Grace Episcopal Church
Christ, Community, Compassion

Music at Grace Church is a vital part of our worship. Our 10:15 Solemn Mass on Sunday mornings is rich with traditional hymns, chant and organ. The choir sings during this Mass from September through May and on other major feasts. Grace Church, being a relatively small congregation, is extremely blessed to have the ministry of a full-time, doctoral level musician, R. Benjamin Dobey, as well as an extraordinary instrument, the Schoenstein Organ. As an outreach ministry to the community, Grace Church sponsors numerous organ and choral concerts, and other musical events throughout the year.
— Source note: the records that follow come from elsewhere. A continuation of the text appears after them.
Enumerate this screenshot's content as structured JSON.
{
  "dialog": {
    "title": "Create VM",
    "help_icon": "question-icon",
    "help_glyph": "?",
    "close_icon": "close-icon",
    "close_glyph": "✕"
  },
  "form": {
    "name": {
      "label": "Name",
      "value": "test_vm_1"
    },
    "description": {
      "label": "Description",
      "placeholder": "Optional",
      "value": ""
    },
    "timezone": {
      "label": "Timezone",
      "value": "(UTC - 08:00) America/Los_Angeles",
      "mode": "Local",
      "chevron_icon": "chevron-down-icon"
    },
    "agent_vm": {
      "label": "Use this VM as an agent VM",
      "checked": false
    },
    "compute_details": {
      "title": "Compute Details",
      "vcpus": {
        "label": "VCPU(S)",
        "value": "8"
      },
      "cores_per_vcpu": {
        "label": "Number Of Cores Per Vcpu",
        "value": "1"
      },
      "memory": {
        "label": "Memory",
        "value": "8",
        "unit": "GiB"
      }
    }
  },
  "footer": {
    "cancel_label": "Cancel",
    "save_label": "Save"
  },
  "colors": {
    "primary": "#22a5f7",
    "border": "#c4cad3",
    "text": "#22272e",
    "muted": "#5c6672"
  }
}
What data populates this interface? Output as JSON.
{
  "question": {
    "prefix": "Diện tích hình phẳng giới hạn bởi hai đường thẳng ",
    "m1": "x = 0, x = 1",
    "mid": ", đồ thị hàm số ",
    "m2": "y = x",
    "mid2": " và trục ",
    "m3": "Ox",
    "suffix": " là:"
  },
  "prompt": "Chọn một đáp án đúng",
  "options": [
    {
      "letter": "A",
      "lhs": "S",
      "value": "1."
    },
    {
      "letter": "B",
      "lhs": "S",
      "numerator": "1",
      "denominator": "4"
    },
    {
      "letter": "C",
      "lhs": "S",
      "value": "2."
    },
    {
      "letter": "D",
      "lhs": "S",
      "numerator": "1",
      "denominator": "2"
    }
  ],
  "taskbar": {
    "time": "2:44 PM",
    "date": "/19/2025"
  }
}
Organist and Choirmaster

Dr. R. Benjamin Dobey, Organist and Choirmaster of Grace Church, has had family in the Sheboygan area since the 1970’s, when Sheboygan quickly became one of his favorite resorts. He did not come to live here until 1997, which was largely in order to escape the rush-hour traffic in the Washington, D.C. area, where he had spent most of his career as an organist, accompanist, singer, conductor, and college teacher. A native of Virginia, his music degrees are from Oberlin and Eastman. He also spent a year in Germany studying organ on a Fulbright grant, and two years singing in the choir of Wells Cathedral in England.

Dr. R Benjamin Dobey

Choir

The parish had a traditional men and boys choir from 1877. This was replaced by a small volunteer choir of men and women in 1963, which now sings for the Solemn Mass on Sundays and on major feast days. In addition, a male Schola Cantorum sings Gregorian chant in English and Latin for the monastic service of Compline once a month, and a Youth/Children's choir sings on Christmas Eve and for other special occasions, such as the Bishop's visitation and First Communion.

The Charlotte Kohler Memorial Organ

During the pastorate of Fr. Robert W. Blow, Rector from 1862-1890, a Roosevelt organ was installed in what is now the parish's Shrine of Our Lady of Walsingham. This organ was replaced in 1929 by an Austin instrument, which was placed in what is now the Christ the King chapel. The Austin was rebuilt and relocated in the late 1950s by Verlinden of Milwaukee to the present (then new) choir loft in the rear of the church. Both the construction of the new balcony and the organ rebuild were made possible by a gift from Herbert V. Kohler and his sister Lillie Babette Kohler.

organ

Decades later, under the leadership of Dr. George Damp, an organ committee was formed when the Austin/Verlinden instrument was becoming increasingly unreliable mechanically. Thanks to a major donation from the Charlotte and Walter Kohler Charitable Trust, generous funding from the Hayssen Foundation, and numerous smaller contributions, the 23-rank organ built by Schoenstein & Co. of San Francisco was installed in the summer of 2001. The 16' Open Wood, 16' Lieblich Gedeckt, and 16' Bourdon from the Austin organ are retained in the new Schoenstein instrument. The organ façade was carefully designed to be compatible with the Victorian Gothic style of the building. San Francisco artist David Boysel decorated the casework with Japan colors complementing those found in the the nave and chancel woodwork. In addition, he used jet black highlighting with genuine gold leaf for the major motifs, including a variation of the Canterbury Cross called Alisée Patée, which is also to be found in the decoration of the Cathedral of St. John the Divine in New York City.

The organ is remarkable for its versatility achieved within a very limited space, containing some types of organ tone that would normally be found only in much larger instruments, and having a variety of tonal colors at different dynamic levels to support a small volunteer choir without overpowering them. The high pressure Tuba and keen, orchestral Swell strings are enclosed in their own swell box which speaks into the main swell – thus they are doubly enclosed, increasing their range of volume at both ends of the dynamic spectrum. The Tuba, for example, can thus be used either as a powerful solo stop, or as a chorus reed blending with the ensemble.